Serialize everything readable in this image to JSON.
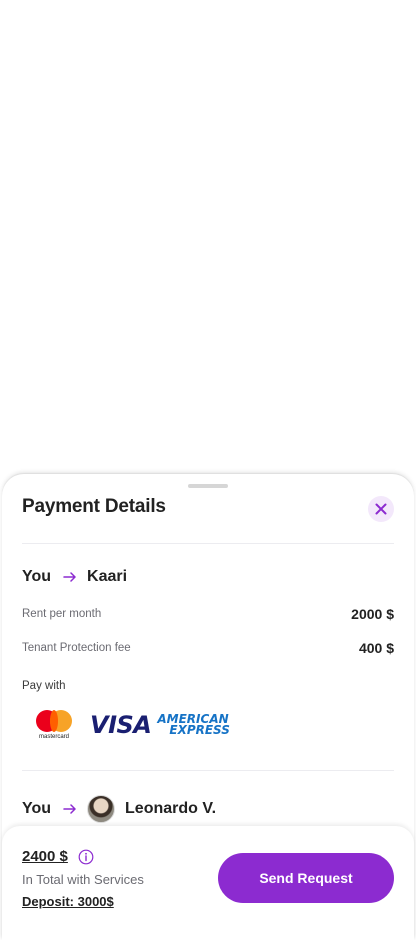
{
  "sheet": {
    "title": "Payment Details",
    "icons": {
      "close": "close-icon",
      "arrow": "arrow-right-icon",
      "info": "info-icon"
    },
    "accent_color": "#8c2bd0"
  },
  "transfers": [
    {
      "from": "You",
      "to": "Kaari",
      "items": [
        {
          "label": "Rent per month",
          "value": "2000 $"
        },
        {
          "label": "Tenant Protection fee",
          "value": "400 $"
        }
      ],
      "pay_with_label": "Pay with",
      "payment_methods": [
        "mastercard",
        "VISA",
        "AMERICAN",
        "EXPRESS"
      ]
    },
    {
      "from": "You",
      "to": "Leonardo V."
    }
  ],
  "footer": {
    "total": "2400 $",
    "caption": "In Total with Services",
    "deposit": "Deposit: 3000$",
    "button_label": "Send Request"
  }
}
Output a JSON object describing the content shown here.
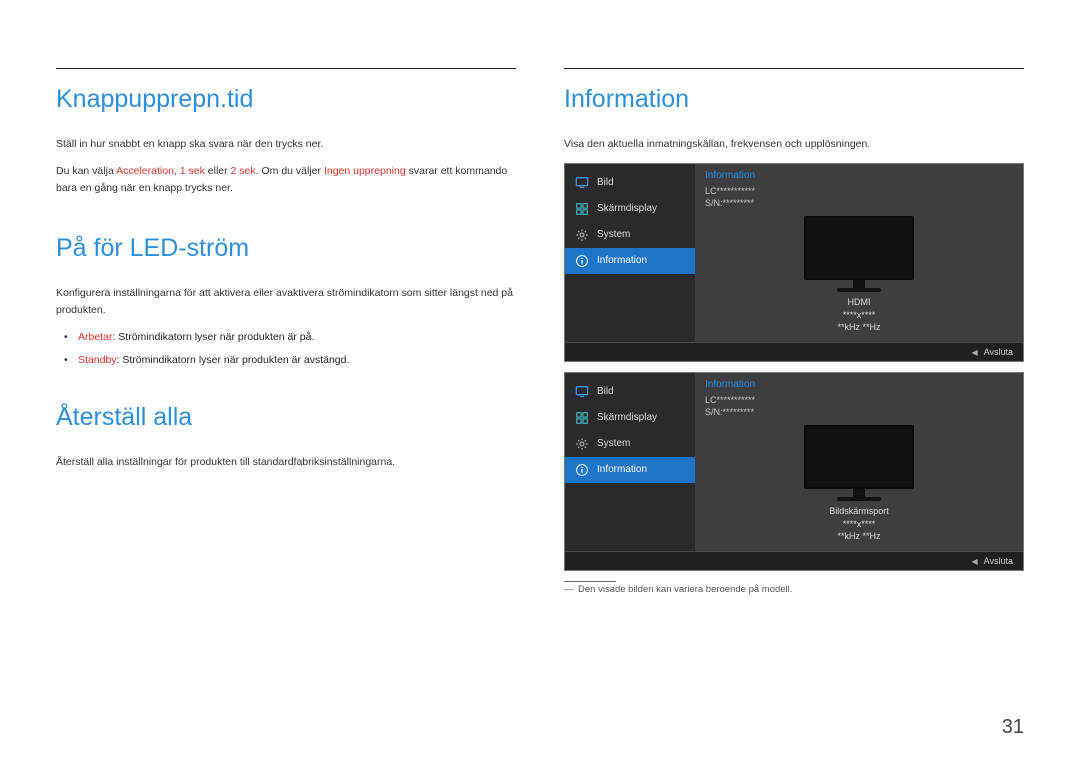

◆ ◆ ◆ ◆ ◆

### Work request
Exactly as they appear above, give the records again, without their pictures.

### Written solution
Serialize everything readable in this image to JSON.
{
  "sheet": {
    "title": "Payment Details",
    "icons": {
      "close": "close-icon",
      "arrow": "arrow-right-icon",
      "info": "info-icon"
    },
    "accent_color": "#8c2bd0"
  },
  "transfers": [
    {
      "from": "You",
      "to": "Kaari",
      "items": [
        {
          "label": "Rent per month",
          "value": "2000 $"
        },
        {
          "label": "Tenant Protection fee",
          "value": "400 $"
        }
      ],
      "pay_with_label": "Pay with",
      "payment_methods": [
        "mastercard",
        "VISA",
        "AMERICAN",
        "EXPRESS"
      ]
    },
    {
      "from": "You",
      "to": "Leonardo V."
    }
  ],
  "footer": {
    "total": "2400 $",
    "caption": "In Total with Services",
    "deposit": "Deposit: 3000$",
    "button_label": "Send Request"
  }
}
Output a JSON object describing the content shown here.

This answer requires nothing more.